Your goal: If a line in the listing below includes the string "have", pull it out.

* * *

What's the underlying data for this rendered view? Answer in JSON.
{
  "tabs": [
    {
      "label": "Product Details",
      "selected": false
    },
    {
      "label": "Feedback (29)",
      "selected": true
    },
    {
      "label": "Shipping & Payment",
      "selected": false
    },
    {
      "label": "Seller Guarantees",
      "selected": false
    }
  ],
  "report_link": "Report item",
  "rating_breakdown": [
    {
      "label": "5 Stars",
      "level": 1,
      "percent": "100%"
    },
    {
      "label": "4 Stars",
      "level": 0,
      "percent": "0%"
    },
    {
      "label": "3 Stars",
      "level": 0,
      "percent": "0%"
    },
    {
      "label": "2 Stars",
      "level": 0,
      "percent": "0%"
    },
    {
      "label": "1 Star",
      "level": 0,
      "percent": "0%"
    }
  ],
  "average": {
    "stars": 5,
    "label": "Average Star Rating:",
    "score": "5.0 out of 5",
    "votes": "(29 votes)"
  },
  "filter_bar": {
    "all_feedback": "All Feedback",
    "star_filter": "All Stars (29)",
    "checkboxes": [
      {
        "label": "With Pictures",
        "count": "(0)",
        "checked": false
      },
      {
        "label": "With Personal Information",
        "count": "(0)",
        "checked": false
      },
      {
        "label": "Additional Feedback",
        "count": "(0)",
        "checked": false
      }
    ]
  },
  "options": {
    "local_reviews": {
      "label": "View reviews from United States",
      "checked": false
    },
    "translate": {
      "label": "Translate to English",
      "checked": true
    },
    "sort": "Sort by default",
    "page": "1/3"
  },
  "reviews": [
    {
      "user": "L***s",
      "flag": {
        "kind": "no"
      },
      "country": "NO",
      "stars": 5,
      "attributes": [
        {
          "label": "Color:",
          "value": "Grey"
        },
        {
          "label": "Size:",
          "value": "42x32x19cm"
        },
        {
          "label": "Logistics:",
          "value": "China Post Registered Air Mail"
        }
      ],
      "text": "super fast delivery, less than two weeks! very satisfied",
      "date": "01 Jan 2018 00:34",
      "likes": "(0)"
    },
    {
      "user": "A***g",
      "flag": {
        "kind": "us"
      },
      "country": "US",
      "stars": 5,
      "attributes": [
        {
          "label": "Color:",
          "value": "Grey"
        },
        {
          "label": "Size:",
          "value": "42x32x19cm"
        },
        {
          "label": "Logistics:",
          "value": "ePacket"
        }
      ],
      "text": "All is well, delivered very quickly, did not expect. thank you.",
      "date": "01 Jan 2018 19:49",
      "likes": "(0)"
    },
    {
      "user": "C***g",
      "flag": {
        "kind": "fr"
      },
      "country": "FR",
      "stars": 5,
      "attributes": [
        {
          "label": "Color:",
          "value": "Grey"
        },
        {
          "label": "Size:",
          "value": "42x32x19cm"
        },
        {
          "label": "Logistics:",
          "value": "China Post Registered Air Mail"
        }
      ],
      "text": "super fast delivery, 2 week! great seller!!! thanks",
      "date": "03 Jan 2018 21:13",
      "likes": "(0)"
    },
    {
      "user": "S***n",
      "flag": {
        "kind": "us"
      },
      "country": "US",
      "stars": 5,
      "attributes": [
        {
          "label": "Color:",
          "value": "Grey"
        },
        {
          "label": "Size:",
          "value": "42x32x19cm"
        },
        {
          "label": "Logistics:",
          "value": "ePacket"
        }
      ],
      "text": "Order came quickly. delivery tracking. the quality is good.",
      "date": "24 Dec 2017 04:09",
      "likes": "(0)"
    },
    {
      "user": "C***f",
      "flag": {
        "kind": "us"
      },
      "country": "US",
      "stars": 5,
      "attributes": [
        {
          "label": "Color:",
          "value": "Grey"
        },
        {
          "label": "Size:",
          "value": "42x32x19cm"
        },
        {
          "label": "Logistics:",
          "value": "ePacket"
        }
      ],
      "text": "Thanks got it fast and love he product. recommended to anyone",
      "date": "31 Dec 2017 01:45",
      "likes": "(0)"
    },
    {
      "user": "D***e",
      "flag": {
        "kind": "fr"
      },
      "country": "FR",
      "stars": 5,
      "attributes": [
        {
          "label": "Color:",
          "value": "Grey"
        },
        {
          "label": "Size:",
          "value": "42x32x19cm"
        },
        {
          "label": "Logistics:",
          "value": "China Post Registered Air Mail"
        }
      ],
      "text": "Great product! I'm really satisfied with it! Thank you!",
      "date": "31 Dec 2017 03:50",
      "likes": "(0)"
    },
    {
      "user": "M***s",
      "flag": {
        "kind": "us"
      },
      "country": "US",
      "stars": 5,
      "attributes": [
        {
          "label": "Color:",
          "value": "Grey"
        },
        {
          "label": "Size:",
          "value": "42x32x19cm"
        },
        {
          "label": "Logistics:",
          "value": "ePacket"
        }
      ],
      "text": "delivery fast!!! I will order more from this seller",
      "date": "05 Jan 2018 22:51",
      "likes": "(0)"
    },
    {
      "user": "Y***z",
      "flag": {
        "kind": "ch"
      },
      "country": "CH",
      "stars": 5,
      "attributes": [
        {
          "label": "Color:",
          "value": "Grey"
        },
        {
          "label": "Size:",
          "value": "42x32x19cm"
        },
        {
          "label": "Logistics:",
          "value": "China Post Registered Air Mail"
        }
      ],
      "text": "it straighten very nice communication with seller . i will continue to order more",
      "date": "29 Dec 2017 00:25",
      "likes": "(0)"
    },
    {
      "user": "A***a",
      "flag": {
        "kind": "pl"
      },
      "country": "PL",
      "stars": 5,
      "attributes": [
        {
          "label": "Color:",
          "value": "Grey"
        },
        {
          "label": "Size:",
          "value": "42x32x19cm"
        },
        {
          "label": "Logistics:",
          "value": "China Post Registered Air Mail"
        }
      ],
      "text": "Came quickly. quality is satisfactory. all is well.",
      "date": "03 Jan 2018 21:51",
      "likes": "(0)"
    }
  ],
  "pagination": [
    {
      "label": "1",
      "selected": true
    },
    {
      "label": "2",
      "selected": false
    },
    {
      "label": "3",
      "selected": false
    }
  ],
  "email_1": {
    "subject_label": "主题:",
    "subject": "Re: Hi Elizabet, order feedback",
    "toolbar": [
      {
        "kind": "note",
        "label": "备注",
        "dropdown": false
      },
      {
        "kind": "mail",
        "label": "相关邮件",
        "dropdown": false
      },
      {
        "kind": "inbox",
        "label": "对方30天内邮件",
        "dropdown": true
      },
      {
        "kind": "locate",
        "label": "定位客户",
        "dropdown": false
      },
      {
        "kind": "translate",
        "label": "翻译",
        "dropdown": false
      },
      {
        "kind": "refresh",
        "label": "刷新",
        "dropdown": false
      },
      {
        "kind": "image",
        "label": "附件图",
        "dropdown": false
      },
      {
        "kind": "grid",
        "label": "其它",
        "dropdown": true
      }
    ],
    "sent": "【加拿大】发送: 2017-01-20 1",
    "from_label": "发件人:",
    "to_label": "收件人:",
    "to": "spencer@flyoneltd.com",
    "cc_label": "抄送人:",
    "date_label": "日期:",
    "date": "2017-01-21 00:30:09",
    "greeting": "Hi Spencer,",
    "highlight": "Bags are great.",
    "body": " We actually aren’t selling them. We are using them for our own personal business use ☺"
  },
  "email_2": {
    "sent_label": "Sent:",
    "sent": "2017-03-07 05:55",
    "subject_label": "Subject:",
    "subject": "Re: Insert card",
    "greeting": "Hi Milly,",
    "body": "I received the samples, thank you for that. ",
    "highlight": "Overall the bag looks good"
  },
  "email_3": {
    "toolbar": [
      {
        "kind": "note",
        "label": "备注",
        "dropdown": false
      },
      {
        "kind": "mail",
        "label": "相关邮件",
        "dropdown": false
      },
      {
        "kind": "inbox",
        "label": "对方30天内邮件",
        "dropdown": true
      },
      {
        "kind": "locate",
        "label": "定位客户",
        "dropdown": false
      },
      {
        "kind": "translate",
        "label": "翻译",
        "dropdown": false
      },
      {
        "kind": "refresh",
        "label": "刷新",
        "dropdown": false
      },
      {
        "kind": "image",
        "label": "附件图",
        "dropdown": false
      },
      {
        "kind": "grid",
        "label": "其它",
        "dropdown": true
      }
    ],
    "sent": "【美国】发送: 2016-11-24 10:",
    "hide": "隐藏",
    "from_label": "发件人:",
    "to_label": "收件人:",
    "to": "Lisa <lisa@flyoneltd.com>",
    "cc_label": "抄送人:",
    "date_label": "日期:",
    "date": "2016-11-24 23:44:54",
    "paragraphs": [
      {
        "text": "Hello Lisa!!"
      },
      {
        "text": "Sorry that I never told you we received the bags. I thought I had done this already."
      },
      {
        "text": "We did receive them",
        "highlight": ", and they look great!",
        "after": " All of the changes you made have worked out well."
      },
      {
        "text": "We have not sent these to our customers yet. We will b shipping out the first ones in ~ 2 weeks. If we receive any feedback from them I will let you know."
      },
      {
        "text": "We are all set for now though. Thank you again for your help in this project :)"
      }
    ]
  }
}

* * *

Your response:
        "after": " All of the changes you made have worked out well."
        "text": "We have not sent these to our customers yet. We will b shipping out the first ones in ~ 2 weeks. If we receive any feedback from them I will let you know."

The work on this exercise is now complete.